"I like to win," Cain said in that Star Tribune interview. "I like the highest score, not the lowest."
Cain's campaign headquarters did not respond to a request for an interview.
Along with his analytical skills, Cain brought an entrepreneurial fervor to the hurried turnaround at Godfather's in 1986-87. He listened, asked questions and acted, including closing stores, shifting people and even cooking and testing new products in the company's kitchen.
'We are not dead'
"I'm Herman Cain and this ain't no April Fool's joke," he told Godfather's employees when he arrived on April 1, 1986. "We are not dead. Our objective is to prove to Pillsbury and everybody else that we will survive."

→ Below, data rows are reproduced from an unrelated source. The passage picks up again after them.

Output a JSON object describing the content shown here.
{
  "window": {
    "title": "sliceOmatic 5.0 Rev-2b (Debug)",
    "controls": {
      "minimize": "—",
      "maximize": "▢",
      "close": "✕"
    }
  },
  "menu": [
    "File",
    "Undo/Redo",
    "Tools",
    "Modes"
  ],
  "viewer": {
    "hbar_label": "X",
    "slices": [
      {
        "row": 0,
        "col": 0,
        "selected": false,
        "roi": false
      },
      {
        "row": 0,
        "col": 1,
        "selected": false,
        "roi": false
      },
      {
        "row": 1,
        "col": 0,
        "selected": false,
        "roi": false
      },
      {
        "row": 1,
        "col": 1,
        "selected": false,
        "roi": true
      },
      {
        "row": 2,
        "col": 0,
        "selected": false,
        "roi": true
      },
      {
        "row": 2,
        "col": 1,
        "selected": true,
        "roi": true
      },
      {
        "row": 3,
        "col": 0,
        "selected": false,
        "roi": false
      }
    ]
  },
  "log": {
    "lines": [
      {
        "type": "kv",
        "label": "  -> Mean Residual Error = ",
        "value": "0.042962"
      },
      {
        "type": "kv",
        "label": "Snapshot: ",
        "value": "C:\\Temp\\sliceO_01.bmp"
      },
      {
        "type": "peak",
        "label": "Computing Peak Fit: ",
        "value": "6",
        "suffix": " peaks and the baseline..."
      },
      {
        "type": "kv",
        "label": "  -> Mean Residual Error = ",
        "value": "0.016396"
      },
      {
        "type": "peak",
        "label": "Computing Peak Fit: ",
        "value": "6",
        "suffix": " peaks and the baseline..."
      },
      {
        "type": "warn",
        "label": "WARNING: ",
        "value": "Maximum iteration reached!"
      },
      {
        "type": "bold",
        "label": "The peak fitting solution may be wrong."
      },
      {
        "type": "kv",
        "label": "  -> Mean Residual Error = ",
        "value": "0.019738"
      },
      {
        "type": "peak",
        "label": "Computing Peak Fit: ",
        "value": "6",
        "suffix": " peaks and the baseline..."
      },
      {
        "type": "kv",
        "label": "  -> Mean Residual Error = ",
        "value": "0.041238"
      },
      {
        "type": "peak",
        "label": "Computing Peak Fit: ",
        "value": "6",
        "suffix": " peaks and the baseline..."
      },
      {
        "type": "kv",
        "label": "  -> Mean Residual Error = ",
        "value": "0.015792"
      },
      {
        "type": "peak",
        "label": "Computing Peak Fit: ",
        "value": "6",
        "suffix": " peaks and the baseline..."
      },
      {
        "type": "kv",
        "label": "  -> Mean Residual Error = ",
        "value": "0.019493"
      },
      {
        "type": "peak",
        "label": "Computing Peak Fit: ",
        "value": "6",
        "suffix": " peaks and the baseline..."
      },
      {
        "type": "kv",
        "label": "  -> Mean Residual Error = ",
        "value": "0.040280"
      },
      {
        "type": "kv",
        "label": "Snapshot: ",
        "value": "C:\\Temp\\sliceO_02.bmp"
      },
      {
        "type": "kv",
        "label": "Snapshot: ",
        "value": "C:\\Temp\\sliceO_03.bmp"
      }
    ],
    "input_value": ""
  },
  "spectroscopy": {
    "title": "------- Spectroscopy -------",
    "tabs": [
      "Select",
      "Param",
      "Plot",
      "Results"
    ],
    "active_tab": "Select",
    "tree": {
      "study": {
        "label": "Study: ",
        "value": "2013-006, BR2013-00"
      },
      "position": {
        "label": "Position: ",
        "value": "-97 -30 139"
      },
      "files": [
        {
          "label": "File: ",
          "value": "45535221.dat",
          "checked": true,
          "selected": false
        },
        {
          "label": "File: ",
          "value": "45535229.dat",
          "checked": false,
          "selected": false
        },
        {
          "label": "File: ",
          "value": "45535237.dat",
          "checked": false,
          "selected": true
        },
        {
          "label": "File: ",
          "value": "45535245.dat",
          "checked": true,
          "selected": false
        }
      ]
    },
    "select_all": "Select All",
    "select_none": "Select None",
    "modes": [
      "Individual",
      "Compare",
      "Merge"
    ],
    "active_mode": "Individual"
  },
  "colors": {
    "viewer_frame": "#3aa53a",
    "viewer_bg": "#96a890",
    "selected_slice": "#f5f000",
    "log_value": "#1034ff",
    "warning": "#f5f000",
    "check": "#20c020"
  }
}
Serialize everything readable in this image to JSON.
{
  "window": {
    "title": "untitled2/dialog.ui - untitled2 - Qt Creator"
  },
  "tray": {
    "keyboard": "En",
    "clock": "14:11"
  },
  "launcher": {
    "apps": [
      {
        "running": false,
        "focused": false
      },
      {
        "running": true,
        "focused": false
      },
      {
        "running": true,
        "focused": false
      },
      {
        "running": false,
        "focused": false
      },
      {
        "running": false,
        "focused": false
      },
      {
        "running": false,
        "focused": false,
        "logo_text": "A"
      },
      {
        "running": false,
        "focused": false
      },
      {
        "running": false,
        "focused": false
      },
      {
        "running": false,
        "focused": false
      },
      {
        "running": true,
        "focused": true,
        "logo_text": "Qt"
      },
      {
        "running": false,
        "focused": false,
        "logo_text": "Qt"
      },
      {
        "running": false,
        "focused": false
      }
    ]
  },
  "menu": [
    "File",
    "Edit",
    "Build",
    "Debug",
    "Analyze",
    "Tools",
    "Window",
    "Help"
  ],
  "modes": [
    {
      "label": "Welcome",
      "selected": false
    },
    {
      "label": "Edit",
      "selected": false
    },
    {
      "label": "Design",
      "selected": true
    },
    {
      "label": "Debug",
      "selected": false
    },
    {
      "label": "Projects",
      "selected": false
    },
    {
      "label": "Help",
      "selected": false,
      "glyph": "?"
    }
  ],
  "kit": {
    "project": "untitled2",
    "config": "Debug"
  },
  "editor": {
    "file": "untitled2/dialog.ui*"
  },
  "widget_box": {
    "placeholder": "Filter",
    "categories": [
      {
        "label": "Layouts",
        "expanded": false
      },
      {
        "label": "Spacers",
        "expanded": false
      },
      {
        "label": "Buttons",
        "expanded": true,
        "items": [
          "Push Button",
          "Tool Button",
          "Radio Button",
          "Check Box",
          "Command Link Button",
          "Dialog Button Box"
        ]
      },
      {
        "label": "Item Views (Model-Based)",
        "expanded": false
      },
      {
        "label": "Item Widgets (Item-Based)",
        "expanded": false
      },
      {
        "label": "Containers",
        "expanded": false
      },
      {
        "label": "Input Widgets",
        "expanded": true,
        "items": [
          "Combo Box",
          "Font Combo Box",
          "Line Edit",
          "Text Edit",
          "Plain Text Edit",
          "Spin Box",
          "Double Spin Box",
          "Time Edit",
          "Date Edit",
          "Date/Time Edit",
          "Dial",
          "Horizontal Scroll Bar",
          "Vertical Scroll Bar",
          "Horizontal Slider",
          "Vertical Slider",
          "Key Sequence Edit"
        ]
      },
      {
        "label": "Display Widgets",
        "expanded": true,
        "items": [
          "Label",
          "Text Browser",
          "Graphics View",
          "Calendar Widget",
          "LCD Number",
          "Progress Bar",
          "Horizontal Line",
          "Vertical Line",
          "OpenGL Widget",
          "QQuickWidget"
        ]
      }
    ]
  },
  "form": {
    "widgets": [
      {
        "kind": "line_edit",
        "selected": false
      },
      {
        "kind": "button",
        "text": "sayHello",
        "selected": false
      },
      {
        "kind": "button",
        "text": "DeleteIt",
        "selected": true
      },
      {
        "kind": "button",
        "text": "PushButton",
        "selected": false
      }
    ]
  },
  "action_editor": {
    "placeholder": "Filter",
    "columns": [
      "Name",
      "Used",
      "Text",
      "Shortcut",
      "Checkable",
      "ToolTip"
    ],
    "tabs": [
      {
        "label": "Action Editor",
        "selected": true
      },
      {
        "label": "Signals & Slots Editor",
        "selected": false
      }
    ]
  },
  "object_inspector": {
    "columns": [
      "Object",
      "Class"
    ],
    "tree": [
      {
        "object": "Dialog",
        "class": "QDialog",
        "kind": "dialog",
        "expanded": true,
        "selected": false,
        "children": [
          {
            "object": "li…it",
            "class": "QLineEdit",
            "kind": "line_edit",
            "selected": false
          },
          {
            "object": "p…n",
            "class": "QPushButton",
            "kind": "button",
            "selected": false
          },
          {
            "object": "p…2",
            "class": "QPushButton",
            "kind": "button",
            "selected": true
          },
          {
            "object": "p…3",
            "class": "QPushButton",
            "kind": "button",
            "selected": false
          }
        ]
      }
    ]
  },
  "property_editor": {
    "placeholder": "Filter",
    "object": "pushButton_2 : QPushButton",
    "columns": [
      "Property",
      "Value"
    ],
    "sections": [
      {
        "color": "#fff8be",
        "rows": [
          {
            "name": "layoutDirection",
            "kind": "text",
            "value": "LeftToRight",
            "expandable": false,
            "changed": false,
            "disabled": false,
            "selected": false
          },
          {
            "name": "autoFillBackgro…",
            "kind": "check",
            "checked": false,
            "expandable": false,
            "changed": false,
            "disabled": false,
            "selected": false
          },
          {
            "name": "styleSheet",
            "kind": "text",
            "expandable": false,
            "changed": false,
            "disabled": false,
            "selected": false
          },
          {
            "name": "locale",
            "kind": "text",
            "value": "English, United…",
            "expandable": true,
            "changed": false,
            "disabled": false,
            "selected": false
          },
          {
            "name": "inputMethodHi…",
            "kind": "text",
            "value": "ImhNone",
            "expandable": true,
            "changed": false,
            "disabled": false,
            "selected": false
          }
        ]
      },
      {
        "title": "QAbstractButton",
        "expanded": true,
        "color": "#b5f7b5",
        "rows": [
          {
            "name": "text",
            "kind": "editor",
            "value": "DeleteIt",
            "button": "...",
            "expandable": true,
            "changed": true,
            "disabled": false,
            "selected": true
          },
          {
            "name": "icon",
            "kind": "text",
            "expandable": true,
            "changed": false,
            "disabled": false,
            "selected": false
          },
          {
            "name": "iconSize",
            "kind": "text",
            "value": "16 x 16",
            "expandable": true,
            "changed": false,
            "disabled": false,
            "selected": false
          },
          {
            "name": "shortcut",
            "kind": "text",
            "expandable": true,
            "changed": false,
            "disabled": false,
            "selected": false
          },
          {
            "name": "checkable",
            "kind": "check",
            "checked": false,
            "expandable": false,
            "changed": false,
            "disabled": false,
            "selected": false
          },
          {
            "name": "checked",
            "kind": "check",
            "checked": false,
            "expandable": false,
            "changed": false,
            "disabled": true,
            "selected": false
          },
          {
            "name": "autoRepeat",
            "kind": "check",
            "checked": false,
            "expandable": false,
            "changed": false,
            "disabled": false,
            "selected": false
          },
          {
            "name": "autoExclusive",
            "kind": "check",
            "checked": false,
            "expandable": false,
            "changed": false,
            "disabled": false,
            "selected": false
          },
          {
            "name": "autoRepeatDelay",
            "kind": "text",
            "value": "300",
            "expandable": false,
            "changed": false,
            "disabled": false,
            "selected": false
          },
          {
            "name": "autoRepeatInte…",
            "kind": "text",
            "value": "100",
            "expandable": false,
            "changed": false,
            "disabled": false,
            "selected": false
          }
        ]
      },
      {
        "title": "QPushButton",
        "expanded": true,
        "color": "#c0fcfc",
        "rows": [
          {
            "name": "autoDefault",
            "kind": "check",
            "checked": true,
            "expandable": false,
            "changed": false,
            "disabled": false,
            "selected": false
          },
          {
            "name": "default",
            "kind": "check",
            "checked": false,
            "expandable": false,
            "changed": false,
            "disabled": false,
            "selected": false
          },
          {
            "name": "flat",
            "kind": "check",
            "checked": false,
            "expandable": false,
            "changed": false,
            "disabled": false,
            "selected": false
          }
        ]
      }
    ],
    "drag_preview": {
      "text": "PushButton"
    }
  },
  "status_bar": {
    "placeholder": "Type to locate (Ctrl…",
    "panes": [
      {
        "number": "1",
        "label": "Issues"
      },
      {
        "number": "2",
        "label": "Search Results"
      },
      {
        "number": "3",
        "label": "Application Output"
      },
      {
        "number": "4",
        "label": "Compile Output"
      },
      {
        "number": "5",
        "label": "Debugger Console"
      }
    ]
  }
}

An accomplished singer and pianist, Cain occasionally led the headquarters crew in after-hours song, and performed charitable gigs in Omaha, backed by a chorus of managers. He also demanded that senior managers know every employee working for them on a first-name basis and occasionally quizzed executives on that and other personnel issues.
"That was pretty unique," Mileusnic said. "Those stories got around Pillsbury. Herman was very quantitative and analytical, but he demanded that everybody be engaged and every employee must be appreciated and respected."
By 1987, Cain and longtime executive Ronald Gartlan, now the CEO of Godfather's, stabilized the company and produced an operating profit. Cain's product development team registered market share gains against titanic Domino's and Pizza Hut with the "Hot Slice" individual servings as well as the Godfather's Jumbo Combo pizza, a five-pound monster of dough, cheese and toppings on the other end of the spectrum.
In 1988, Cain led the Godfather's management team in a buyout of the 600-store chain from Pillsbury.
Cain gained national attention in the early 1990s, when he publicly challenged President Bill Clinton on the effect of his health care reform proposals on business owners such as himself during a 10-minute televised exchange during a national town hall forum. Cain moved to Washington, D.C., in 1995 to head the National Restaurant Association.
He returned to his hometown of Atlanta several years ago as a talk-show host and ran unsuccessfully for the U.S. Senate. He launched a presidential campaign in January. He leads campaign veteran Mitt Romney in some primary states.
Cain has been panned by some Republican consultants and academics for a catchy-but-simplistic "9-9-9" tax plan and has been criticized for having little depth in international affairs and an inexperienced, mistake-prone campaign staff.
"But with Herman Cain, you get what you see," said Taylor, who is less conservative than his former boss. "He doesn't have his finger in the air testing the political winds. I mean, who really is Mitt Romney? You don't have that question with Herman."
The Obama White House expects Romney to emerge the Republican nominee. Regardless, Cain, the former Navy mathematician and successful businessman, who is also a former chairman of the Federal Reserve Bank of Kansas City, has a compelling personal story and a blunt-talk strategy that have taken him from nowhere to the top tier of the Republican race.